U.S. security officials have directed the two carriers with nonstop flights from Moscow to the United States -- Delta Air Lines and Aeroflot Russian Airlines -- to screen all passengers and their carry-on and checked luggage for explosives.
The Transportation Security Administration ordered the new security measures in light of evidence that terrorists brought explosives aboard two Russian flights that crashed simultaneously last week, killing 89 people.
All cargo loaded onto Delta and Aeroflot planes must also be screened for explosives.
Neither of the carriers was involved in the two crashes, which occurred on domestic flights operated by Russian carriers. "At this point, we've determined it's prudent to take these additional steps until we have information to assess the ongoing situation," said Amy Von Walter, a TSA spokeswoman.
Some Homeland Security officials and safety experts speculated soon after the crashes that their timing could not have been accidental, even though Russian officials at first denied that there was a terrorist role. The TSA said it waited until this week to require the tighter security measures, after the explosive hexogen, also known as RDX, was found at the crash sites.
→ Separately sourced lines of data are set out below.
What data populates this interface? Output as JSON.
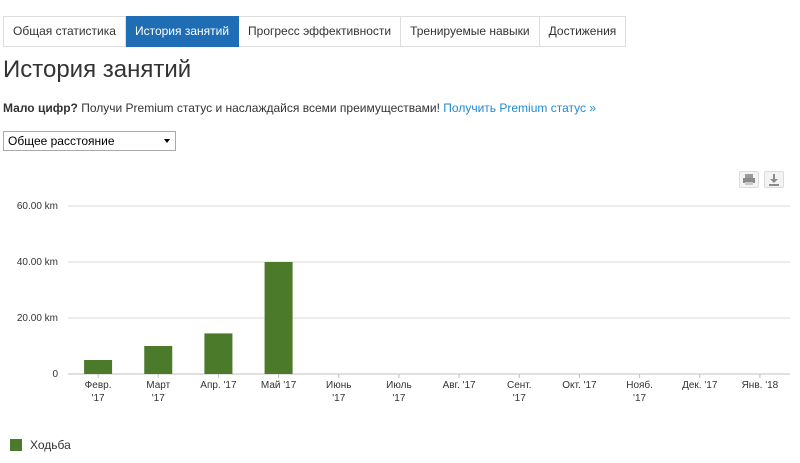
{
  "tabs": [
    {
      "label": "Общая статистика",
      "active": false
    },
    {
      "label": "История занятий",
      "active": true
    },
    {
      "label": "Прогресс эффективности",
      "active": false
    },
    {
      "label": "Тренируемые навыки",
      "active": false
    },
    {
      "label": "Достижения",
      "active": false
    }
  ],
  "page_title": "История занятий",
  "promo": {
    "bold": "Мало цифр?",
    "text": " Получи Premium статус и наслаждайся всеми преимуществами! ",
    "link": "Получить Premium статус »"
  },
  "metric_select": {
    "value": "Общее расстояние"
  },
  "toolbar": {
    "print_icon": "printer-icon",
    "download_icon": "download-icon"
  },
  "colors": {
    "accent": "#1f6db4",
    "link": "#1f8ad3",
    "bar": "#4a7a2a",
    "grid": "#d8d8d8"
  },
  "chart_data": {
    "type": "bar",
    "categories": [
      [
        "Февр.",
        "'17"
      ],
      [
        "Март",
        "'17"
      ],
      [
        "Апр. '17"
      ],
      [
        "Май '17"
      ],
      [
        "Июнь",
        "'17"
      ],
      [
        "Июль",
        "'17"
      ],
      [
        "Авг. '17"
      ],
      [
        "Сент.",
        "'17"
      ],
      [
        "Окт. '17"
      ],
      [
        "Нояб.",
        "'17"
      ],
      [
        "Дек. '17"
      ],
      [
        "Янв. '18"
      ]
    ],
    "series": [
      {
        "name": "Ходьба",
        "color": "#4a7a2a",
        "values": [
          5,
          10,
          14.5,
          40,
          0,
          0,
          0,
          0,
          0,
          0,
          0,
          0
        ]
      }
    ],
    "yticks": [
      "60.00 km",
      "40.00 km",
      "20.00 km",
      "0"
    ],
    "ytick_values": [
      60,
      40,
      20,
      0
    ],
    "ylim": [
      0,
      60
    ],
    "grid": true,
    "legend_position": "bottom-left"
  }
}
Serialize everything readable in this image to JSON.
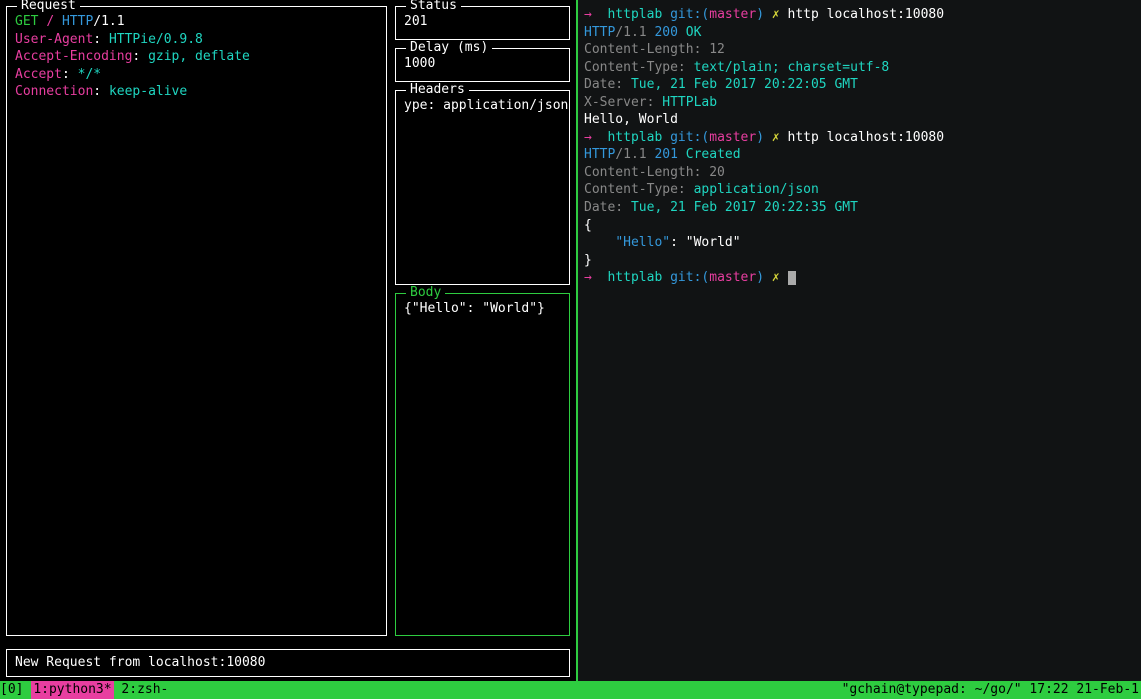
{
  "panels": {
    "request": {
      "title": "Request",
      "method": "GET",
      "path": "/",
      "proto1": "HTTP",
      "proto2": "/1.1",
      "headers": [
        {
          "k": "User-Agent",
          "sep": ": ",
          "v": "HTTPie/0.9.8"
        },
        {
          "k": "Accept-Encoding",
          "sep": ": ",
          "v": "gzip, deflate"
        },
        {
          "k": "Accept",
          "sep": ": ",
          "v": "*/*"
        },
        {
          "k": "Connection",
          "sep": ": ",
          "v": "keep-alive"
        }
      ]
    },
    "status": {
      "title": "Status",
      "value": "201"
    },
    "delay": {
      "title": "Delay (ms)",
      "value": "1000"
    },
    "headers": {
      "title": "Headers",
      "value": "ype: application/json"
    },
    "body": {
      "title": "Body",
      "value": "{\"Hello\": \"World\"}"
    },
    "message": "New Request from localhost:10080"
  },
  "term": {
    "prompt": {
      "arrow": "→ ",
      "dir": " httplab",
      "git1": " git:(",
      "branch": "master",
      "git2": ")",
      "dirty": " ✗ "
    },
    "cmd": "http localhost:10080",
    "resp1": {
      "proto": "HTTP",
      "ver": "/1.1 ",
      "code": "200 ",
      "msg": "OK",
      "h": [
        "Content-Length: 12",
        {
          "pre": "Content-Type: ",
          "val": "text/plain; charset=utf-8"
        },
        {
          "pre": "Date: ",
          "val": "Tue, 21 Feb 2017 20:22:05 GMT"
        },
        {
          "pre": "X-Server: ",
          "val": "HTTPLab"
        }
      ],
      "body": "Hello, World"
    },
    "resp2": {
      "proto": "HTTP",
      "ver": "/1.1 ",
      "code": "201 ",
      "msg": "Created",
      "h": [
        "Content-Length: 20",
        {
          "pre": "Content-Type: ",
          "val": "application/json"
        },
        {
          "pre": "Date: ",
          "val": "Tue, 21 Feb 2017 20:22:35 GMT"
        }
      ],
      "body": [
        "{",
        "    \"Hello\": \"World\"",
        "}"
      ]
    }
  },
  "statusbar": {
    "session": "[0] ",
    "win1": "1:python3*",
    "win2": " 2:zsh-",
    "right": "\"gchain@typepad: ~/go/\" 17:22 21-Feb-1"
  }
}
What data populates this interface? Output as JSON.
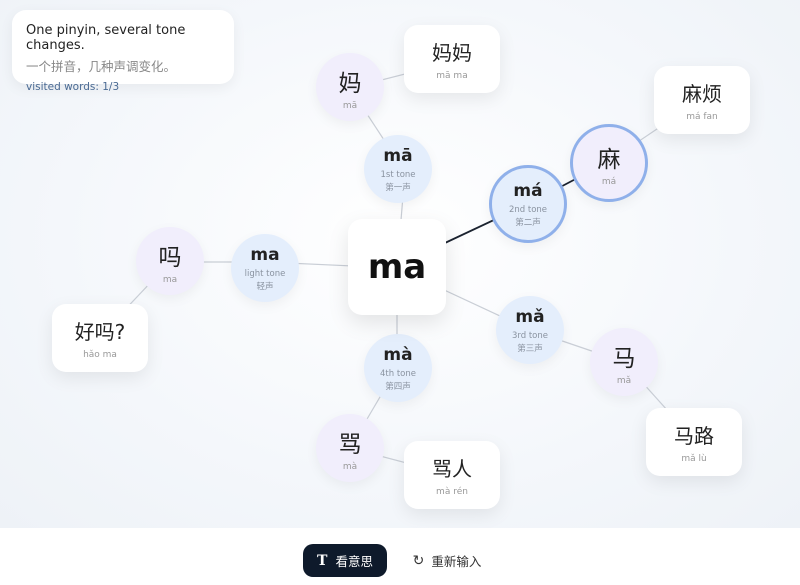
{
  "info": {
    "line1": "One pinyin, several tone changes.",
    "line2": "一个拼音，几种声调变化。",
    "visited": "visited words: 1/3"
  },
  "center": "ma",
  "tones": {
    "t1": {
      "syllable": "mā",
      "en": "1st tone",
      "zh": "第一声"
    },
    "t2": {
      "syllable": "má",
      "en": "2nd tone",
      "zh": "第二声"
    },
    "t3": {
      "syllable": "mǎ",
      "en": "3rd tone",
      "zh": "第三声"
    },
    "t4": {
      "syllable": "mà",
      "en": "4th tone",
      "zh": "第四声"
    },
    "t0": {
      "syllable": "ma",
      "en": "light tone",
      "zh": "轻声"
    }
  },
  "chars": {
    "c1": {
      "han": "妈",
      "py": "mā"
    },
    "c2": {
      "han": "麻",
      "py": "má"
    },
    "c3": {
      "han": "马",
      "py": "mǎ"
    },
    "c4": {
      "han": "骂",
      "py": "mà"
    },
    "c0": {
      "han": "吗",
      "py": "ma"
    }
  },
  "words": {
    "w1": {
      "han": "妈妈",
      "py": "mā ma"
    },
    "w2": {
      "han": "麻烦",
      "py": "má fan"
    },
    "w3": {
      "han": "马路",
      "py": "mǎ lù"
    },
    "w4": {
      "han": "骂人",
      "py": "mà rén"
    },
    "w0": {
      "han": "好吗?",
      "py": "hǎo ma"
    }
  },
  "buttons": {
    "meaning_icon": "T",
    "meaning": "看意思",
    "reset": "重新输入",
    "reset_icon": "↻"
  },
  "colors": {
    "selected_border": "#8fb0ea",
    "char_bg": "#f1eefc",
    "tone_bg": "#e4eefc",
    "button_dark": "#0e1a2b"
  }
}
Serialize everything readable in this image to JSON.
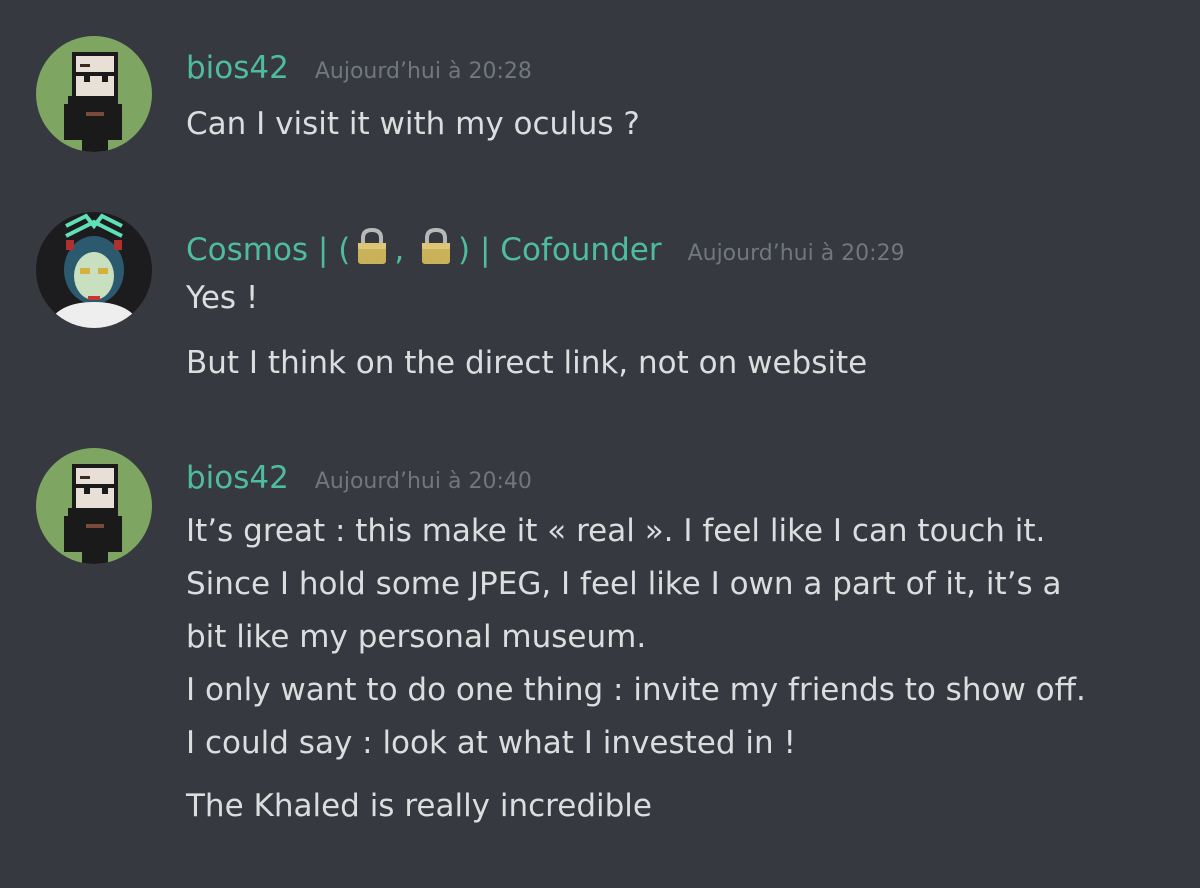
{
  "colors": {
    "background": "#36393f",
    "username": "#4fbd9c",
    "timestamp": "#72767d",
    "text": "#dcddde"
  },
  "messages": [
    {
      "avatar_icon": "bald-bearded-pixel-avatar-icon",
      "username": "bios42",
      "timestamp": "Aujourd’hui à 20:28",
      "lines": [
        "Can I visit it with my oculus ?"
      ]
    },
    {
      "avatar_icon": "anime-girl-avatar-icon",
      "username_parts": [
        "Cosmos | (",
        ",",
        ") | Cofounder"
      ],
      "username_icons": [
        "lock-icon",
        "lock-icon"
      ],
      "timestamp": "Aujourd’hui à 20:29",
      "lines": [
        "Yes !",
        "But I think on the direct link, not on website"
      ]
    },
    {
      "avatar_icon": "bald-bearded-pixel-avatar-icon",
      "username": "bios42",
      "timestamp": "Aujourd’hui à 20:40",
      "lines": [
        "It’s great : this make it « real ». I feel like I can touch it.",
        "Since I hold some JPEG, I feel like I own a part of it, it’s a",
        "bit like my personal museum.",
        "I only want to do one thing : invite my friends to show off.",
        "I could say : look at what I invested in !",
        "The Khaled is really incredible"
      ]
    }
  ]
}
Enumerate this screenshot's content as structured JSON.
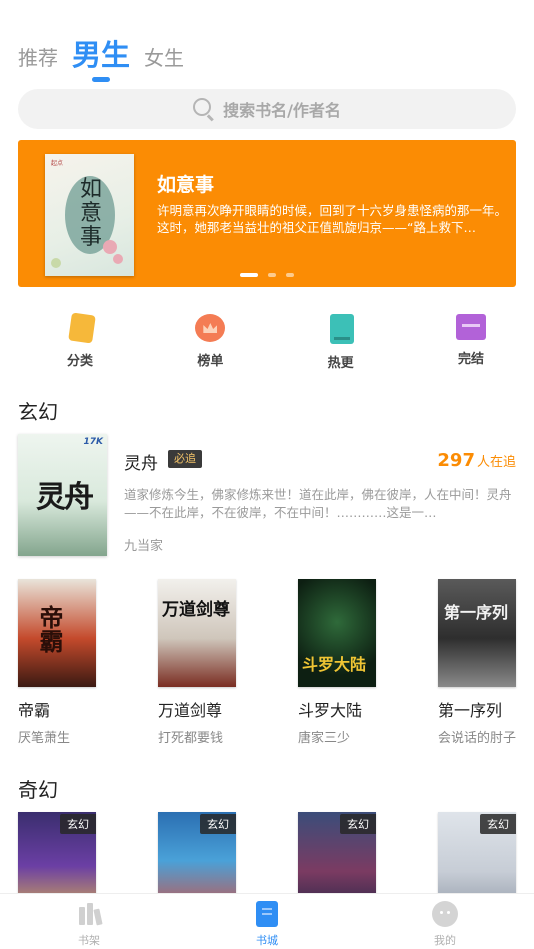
{
  "top_tabs": [
    {
      "label": "推荐",
      "active": false
    },
    {
      "label": "男生",
      "active": true
    },
    {
      "label": "女生",
      "active": false
    }
  ],
  "search": {
    "placeholder": "搜索书名/作者名"
  },
  "banner": {
    "title": "如意事",
    "description": "许明意再次睁开眼睛的时候，回到了十六岁身患怪病的那一年。这时，她那老当益壮的祖父正值凯旋归京——“路上救下…",
    "cover_text": "如意事",
    "slide_count": 3,
    "active_slide": 0
  },
  "categories": [
    {
      "label": "分类",
      "icon": "category-icon"
    },
    {
      "label": "榜单",
      "icon": "ranking-icon"
    },
    {
      "label": "热更",
      "icon": "hot-update-icon"
    },
    {
      "label": "完结",
      "icon": "completed-icon"
    }
  ],
  "sections": [
    {
      "title": "玄幻",
      "featured": {
        "name": "灵舟",
        "badge": "必追",
        "count": "297",
        "count_unit": "人在追",
        "description": "道家修炼今生，佛家修炼来世！道在此岸，佛在彼岸，人在中间！灵舟——不在此岸，不在彼岸，不在中间！…………这是一…",
        "author": "九当家",
        "cover_text": "灵舟",
        "cover_logo": "17K"
      },
      "books": [
        {
          "title": "帝霸",
          "author": "厌笔萧生",
          "cover_text": "帝霸"
        },
        {
          "title": "万道剑尊",
          "author": "打死都要钱",
          "cover_text": "万道剑尊"
        },
        {
          "title": "斗罗大陆",
          "author": "唐家三少",
          "cover_text": "斗罗大陆"
        },
        {
          "title": "第一序列",
          "author": "会说话的肘子",
          "cover_text": "第一序列"
        }
      ]
    },
    {
      "title": "奇幻",
      "books": [
        {
          "genre": "玄幻"
        },
        {
          "genre": "玄幻"
        },
        {
          "genre": "玄幻"
        },
        {
          "genre": "玄幻"
        }
      ]
    }
  ],
  "bottom_nav": [
    {
      "label": "书架",
      "icon": "bookshelf-icon",
      "active": false
    },
    {
      "label": "书城",
      "icon": "bookstore-icon",
      "active": true
    },
    {
      "label": "我的",
      "icon": "profile-icon",
      "active": false
    }
  ],
  "colors": {
    "accent": "#2f8ef4",
    "banner_bg": "#fb8c04",
    "count_color": "#fb8c04"
  }
}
Russian investigators said they are still investigating whether two women with Chechen surnames, one aboard each plane, might have been terrorists.
The day after the Aug. 24 crashes, U.S. security officials said they had decided not to ask military jets to escort inbound commercial flights from Russia. But later in the day, local residents reported seeing fighter jets following an Aeroflot plane into the Los Angeles area on an unusual path over the ocean. The North American Aerospace Defense Command, the military unit responsible for domestic air defense, decided to follow the flight to Los Angeles because it was conducting exercises in the area, said a senior Homeland Security official who spoke on condition of anonymity because of the sensitivity of military operations. U.S. security and airport officials said they were not aware that any other military jets had since followed commercial jets from Russia.
A NORAD spokesman said he could not comment on military operations.
Delta said it has recommended that passengers on its daily flight to New York's John F. Kennedy International Airport arrive three hours before scheduled departure at Moscow's Sheremetyevo Airport for the additional security procedures, according to spokeswoman Peggy Estes. Representatives of Aeroflot, which has scheduled flights to Washington, New York and Los Angeles, could not be reached for comment.
"We're paying attention to the request of the Americans and we understand the security concerns," said Yevgeniy Khorishko, spokesman for the Russian Embassy.